↓

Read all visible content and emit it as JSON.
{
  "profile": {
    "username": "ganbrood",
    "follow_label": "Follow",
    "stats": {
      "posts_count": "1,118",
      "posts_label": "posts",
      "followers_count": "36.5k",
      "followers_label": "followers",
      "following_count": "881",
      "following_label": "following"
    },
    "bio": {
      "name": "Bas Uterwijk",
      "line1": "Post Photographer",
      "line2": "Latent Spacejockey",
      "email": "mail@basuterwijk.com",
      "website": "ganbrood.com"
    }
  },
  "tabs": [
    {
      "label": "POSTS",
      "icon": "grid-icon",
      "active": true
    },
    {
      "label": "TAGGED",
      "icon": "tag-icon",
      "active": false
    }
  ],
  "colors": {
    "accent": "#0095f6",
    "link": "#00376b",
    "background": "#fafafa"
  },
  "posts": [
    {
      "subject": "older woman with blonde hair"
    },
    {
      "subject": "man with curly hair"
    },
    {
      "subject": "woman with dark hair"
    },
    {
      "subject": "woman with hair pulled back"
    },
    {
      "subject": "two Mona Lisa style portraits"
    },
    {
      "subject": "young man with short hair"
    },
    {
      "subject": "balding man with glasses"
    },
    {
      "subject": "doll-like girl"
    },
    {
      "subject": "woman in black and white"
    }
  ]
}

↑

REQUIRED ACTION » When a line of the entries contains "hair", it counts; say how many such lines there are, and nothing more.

WRITTEN REPLY » 5